▶ **EXERCISE OBJECTIVE**
Using the data below, return every line that holds the word "kind".

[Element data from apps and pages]
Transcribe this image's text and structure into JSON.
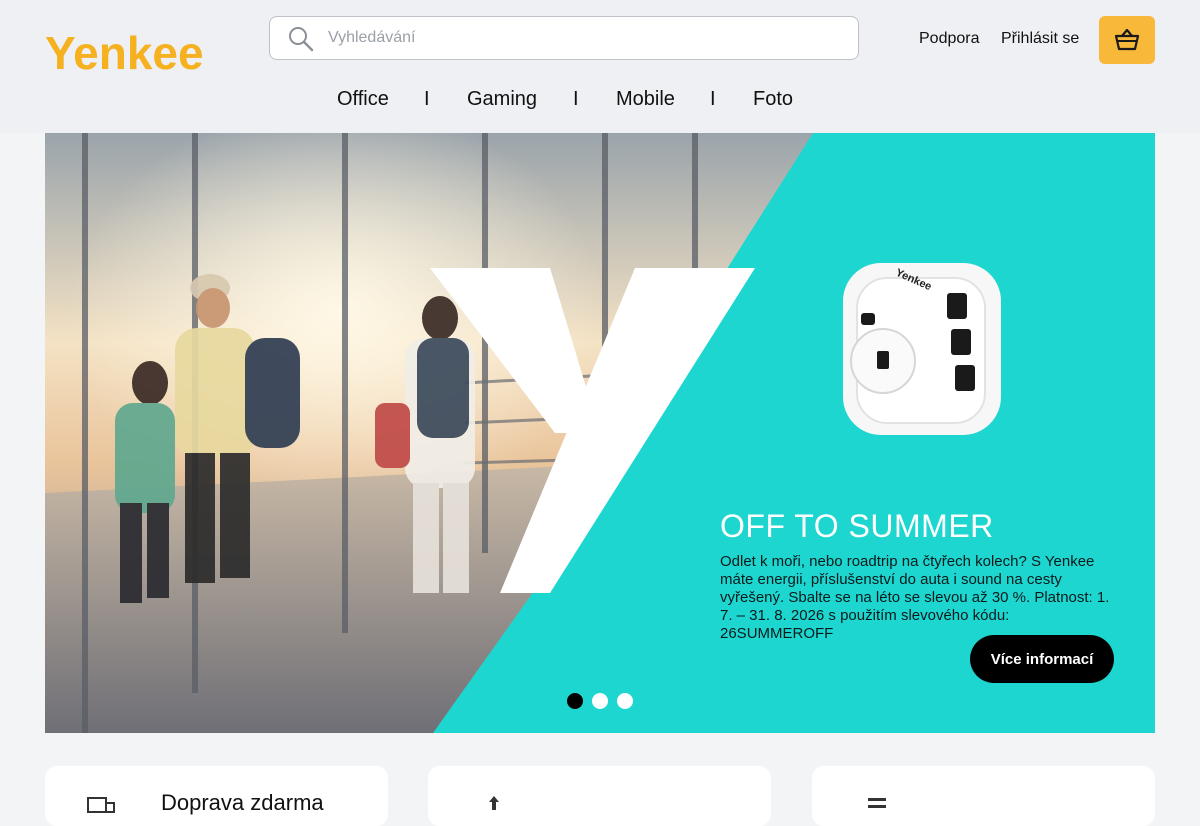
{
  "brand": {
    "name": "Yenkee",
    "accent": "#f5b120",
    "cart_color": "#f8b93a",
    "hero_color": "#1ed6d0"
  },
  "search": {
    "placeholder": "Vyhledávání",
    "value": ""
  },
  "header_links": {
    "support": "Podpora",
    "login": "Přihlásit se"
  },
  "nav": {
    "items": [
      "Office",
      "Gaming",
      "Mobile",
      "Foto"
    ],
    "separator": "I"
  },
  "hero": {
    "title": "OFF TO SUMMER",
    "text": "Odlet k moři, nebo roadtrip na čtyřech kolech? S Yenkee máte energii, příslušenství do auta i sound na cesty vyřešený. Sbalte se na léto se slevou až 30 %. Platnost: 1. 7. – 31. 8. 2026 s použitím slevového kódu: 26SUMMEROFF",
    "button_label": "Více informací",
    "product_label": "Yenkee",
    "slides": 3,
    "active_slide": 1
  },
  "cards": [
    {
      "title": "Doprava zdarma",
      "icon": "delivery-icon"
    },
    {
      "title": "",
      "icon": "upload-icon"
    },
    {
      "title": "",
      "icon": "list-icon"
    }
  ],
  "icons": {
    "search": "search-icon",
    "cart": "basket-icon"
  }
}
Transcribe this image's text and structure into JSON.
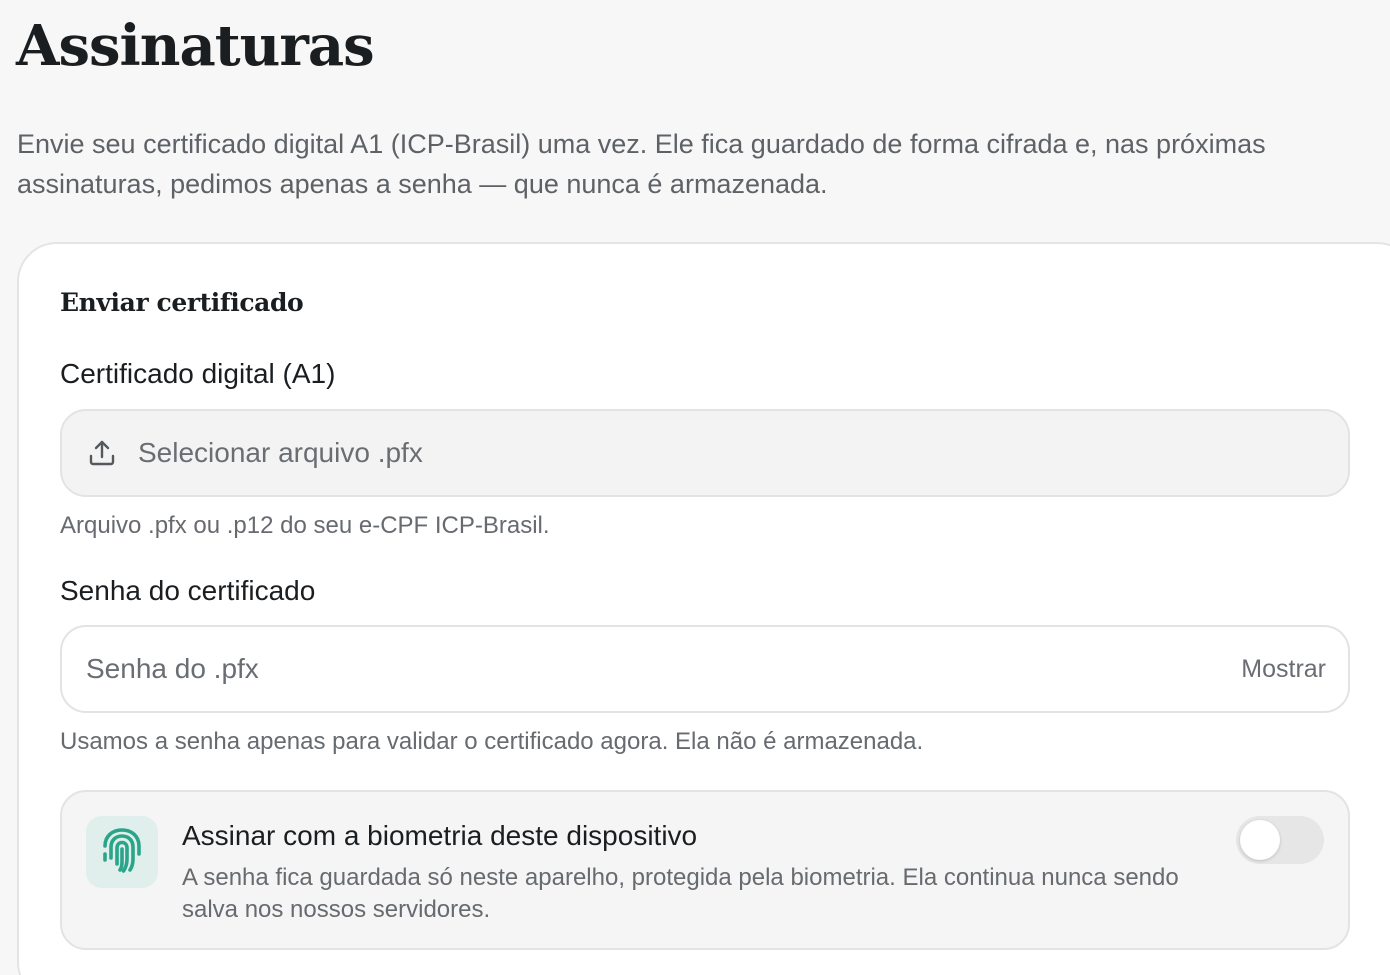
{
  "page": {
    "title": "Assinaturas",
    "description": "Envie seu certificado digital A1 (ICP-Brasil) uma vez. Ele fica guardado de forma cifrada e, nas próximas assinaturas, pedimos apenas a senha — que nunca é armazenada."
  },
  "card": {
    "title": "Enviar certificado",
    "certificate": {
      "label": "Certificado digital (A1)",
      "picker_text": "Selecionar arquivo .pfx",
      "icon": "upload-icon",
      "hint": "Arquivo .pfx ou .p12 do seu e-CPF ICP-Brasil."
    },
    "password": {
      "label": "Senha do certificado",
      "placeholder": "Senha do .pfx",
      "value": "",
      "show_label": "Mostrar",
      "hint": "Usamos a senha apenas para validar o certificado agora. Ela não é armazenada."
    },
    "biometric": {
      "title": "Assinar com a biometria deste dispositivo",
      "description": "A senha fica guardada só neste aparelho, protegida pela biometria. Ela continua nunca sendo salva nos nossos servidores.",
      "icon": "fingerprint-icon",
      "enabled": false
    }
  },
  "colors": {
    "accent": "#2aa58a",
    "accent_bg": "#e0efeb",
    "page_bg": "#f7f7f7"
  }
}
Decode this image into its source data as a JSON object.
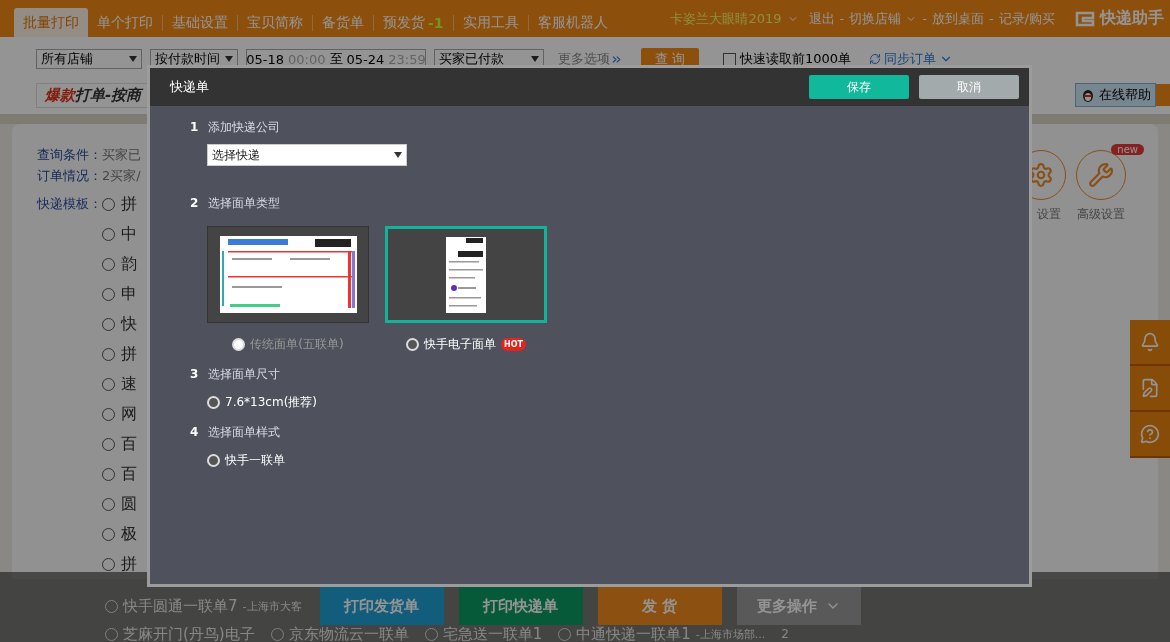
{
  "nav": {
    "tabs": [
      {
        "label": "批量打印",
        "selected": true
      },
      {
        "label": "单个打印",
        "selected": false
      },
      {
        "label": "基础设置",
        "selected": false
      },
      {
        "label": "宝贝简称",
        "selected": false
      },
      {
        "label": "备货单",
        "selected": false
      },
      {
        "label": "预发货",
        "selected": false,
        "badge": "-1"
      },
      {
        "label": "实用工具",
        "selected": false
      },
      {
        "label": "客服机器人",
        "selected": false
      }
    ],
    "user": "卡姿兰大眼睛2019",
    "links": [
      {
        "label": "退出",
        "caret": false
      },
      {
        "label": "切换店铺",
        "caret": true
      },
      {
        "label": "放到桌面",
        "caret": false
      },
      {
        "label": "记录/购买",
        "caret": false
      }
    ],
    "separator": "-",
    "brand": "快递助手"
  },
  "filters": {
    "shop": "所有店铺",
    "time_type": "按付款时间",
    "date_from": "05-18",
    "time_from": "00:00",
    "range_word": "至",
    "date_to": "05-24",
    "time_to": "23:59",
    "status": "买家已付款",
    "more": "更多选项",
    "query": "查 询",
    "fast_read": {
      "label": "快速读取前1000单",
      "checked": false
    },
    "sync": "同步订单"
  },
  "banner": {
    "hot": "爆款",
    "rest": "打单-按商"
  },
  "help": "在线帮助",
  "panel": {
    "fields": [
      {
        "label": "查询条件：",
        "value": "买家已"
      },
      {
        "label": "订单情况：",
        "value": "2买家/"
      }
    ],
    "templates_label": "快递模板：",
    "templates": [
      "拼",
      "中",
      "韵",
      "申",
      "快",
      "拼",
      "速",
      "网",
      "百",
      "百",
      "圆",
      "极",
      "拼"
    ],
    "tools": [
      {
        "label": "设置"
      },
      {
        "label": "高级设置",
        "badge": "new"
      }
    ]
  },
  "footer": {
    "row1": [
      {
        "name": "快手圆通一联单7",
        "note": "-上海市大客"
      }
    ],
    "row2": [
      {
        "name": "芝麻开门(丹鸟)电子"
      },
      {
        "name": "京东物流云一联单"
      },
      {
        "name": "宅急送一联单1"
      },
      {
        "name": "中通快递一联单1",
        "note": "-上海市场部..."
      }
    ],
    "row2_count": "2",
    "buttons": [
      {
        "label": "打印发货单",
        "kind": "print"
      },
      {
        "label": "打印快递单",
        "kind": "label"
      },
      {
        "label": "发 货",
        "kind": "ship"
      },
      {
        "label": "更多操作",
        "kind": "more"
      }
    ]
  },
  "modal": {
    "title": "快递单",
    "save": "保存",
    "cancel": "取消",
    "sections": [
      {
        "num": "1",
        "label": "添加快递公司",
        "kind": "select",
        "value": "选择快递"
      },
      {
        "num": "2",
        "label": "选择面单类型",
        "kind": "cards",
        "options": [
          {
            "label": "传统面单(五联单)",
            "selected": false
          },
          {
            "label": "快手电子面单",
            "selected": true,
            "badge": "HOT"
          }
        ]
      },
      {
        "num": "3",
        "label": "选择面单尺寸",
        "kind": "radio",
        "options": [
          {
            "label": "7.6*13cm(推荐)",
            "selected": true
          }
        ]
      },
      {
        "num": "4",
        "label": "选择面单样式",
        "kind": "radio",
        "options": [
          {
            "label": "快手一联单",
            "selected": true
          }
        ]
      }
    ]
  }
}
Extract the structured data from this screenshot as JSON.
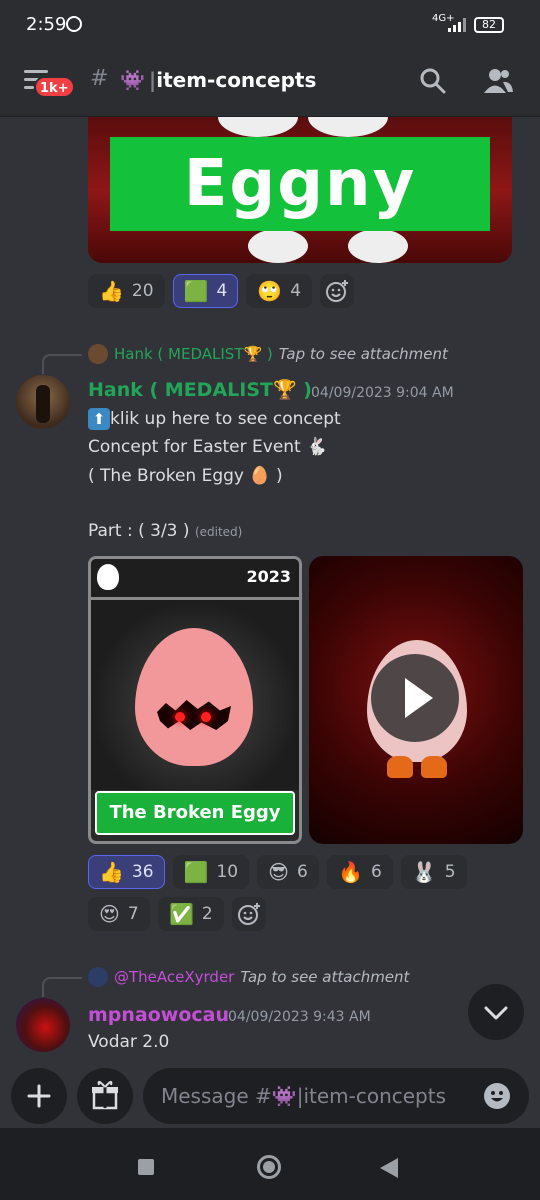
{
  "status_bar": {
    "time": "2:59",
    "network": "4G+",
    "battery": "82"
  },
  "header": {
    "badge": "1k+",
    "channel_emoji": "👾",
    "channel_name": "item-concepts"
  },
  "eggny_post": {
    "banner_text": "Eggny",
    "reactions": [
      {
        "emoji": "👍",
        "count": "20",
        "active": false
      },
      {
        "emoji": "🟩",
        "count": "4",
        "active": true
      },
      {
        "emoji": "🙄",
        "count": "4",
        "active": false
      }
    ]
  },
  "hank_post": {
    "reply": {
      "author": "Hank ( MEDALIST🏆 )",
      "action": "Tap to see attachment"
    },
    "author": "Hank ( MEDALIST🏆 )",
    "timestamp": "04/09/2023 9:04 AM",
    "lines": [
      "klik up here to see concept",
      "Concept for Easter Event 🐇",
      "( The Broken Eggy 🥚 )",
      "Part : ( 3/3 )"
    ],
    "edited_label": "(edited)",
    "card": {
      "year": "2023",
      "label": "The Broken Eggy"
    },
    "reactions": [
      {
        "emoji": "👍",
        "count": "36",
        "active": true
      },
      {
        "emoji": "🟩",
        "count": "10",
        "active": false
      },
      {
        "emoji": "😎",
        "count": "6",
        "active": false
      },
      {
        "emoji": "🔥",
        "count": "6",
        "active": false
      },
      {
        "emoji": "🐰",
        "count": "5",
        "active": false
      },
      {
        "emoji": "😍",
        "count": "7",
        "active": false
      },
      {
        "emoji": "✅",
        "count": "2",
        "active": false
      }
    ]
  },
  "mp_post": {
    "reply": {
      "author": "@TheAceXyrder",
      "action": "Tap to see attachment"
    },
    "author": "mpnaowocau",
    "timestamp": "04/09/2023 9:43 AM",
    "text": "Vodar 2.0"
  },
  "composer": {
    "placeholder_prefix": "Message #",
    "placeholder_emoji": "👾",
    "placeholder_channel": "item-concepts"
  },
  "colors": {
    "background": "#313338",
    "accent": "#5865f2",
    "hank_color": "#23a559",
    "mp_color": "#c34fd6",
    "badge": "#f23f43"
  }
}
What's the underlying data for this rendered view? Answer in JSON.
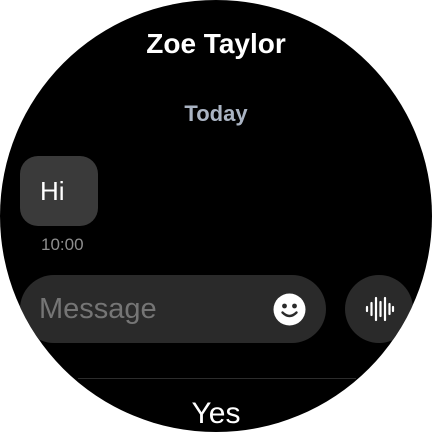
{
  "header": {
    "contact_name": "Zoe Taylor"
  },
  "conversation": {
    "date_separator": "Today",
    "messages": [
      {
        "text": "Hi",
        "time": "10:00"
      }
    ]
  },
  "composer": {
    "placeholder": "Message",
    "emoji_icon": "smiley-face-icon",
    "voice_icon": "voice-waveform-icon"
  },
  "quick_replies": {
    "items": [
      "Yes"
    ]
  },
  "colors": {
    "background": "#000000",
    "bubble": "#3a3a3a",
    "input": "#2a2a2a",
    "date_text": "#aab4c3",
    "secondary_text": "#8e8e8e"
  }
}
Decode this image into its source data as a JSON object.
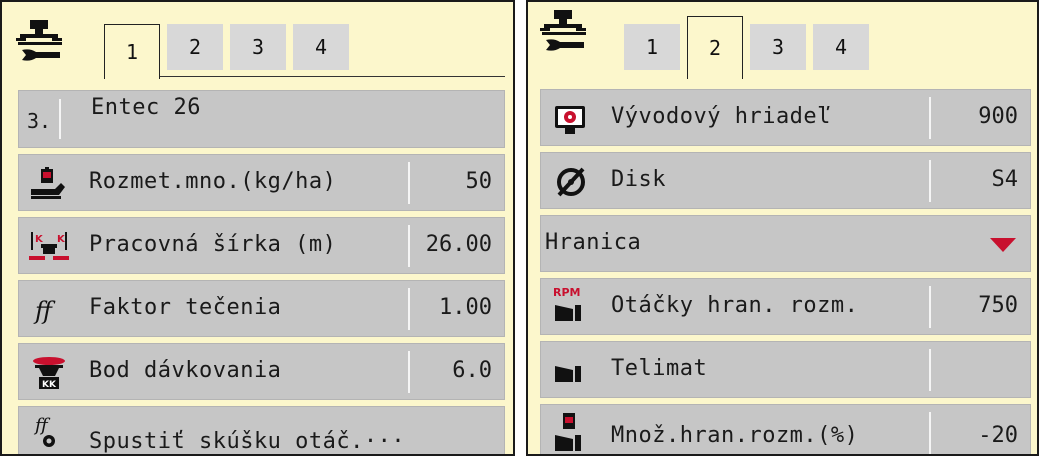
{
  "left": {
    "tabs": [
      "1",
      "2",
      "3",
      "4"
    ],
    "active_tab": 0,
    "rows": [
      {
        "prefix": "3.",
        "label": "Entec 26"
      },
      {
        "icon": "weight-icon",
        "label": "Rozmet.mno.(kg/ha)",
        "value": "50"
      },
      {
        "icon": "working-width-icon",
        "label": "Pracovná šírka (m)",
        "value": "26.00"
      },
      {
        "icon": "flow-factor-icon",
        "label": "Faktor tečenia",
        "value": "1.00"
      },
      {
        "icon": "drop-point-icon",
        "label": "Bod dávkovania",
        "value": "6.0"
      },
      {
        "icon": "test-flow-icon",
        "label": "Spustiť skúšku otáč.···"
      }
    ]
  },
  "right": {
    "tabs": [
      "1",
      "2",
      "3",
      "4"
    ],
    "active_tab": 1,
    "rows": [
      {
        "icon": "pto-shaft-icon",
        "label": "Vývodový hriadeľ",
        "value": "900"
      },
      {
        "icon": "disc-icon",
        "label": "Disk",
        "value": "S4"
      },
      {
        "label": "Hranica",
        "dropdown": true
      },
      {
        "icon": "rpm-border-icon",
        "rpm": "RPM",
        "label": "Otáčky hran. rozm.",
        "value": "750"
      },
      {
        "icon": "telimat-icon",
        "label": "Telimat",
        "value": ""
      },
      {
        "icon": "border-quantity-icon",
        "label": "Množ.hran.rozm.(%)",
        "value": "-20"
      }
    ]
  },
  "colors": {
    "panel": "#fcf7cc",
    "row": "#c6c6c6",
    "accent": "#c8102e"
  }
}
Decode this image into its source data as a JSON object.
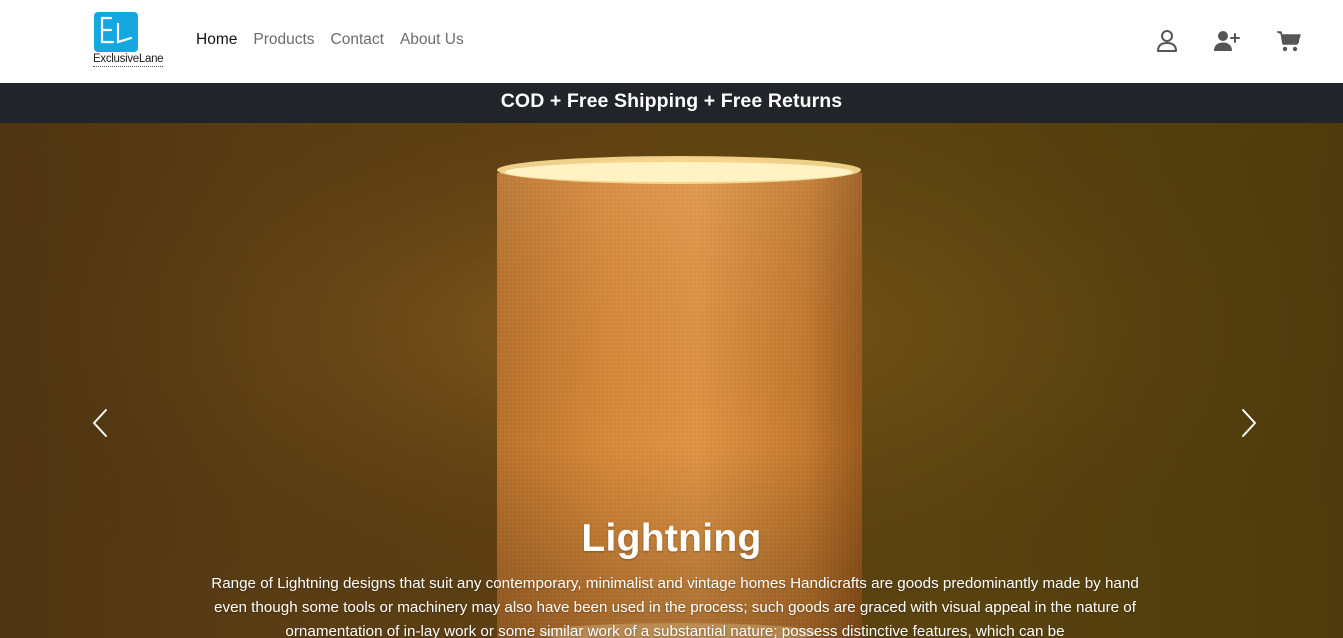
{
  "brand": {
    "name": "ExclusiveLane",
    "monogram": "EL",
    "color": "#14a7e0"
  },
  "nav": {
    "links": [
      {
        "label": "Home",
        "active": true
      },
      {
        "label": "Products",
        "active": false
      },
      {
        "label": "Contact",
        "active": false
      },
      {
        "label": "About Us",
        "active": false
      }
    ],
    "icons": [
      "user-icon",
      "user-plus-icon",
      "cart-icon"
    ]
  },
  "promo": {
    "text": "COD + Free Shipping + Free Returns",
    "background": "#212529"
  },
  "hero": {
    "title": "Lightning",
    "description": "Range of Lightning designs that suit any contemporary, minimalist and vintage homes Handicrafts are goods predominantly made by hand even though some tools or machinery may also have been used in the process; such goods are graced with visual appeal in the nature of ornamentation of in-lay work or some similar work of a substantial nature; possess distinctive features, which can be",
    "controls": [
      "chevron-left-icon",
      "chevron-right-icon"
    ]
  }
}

▶ **EXERCISE ANSWER**
        "kind": "print"
        "kind": "label"
        "kind": "ship"
        "kind": "more"
        "kind": "select",
        "kind": "cards",
        "kind": "radio",
        "kind": "radio",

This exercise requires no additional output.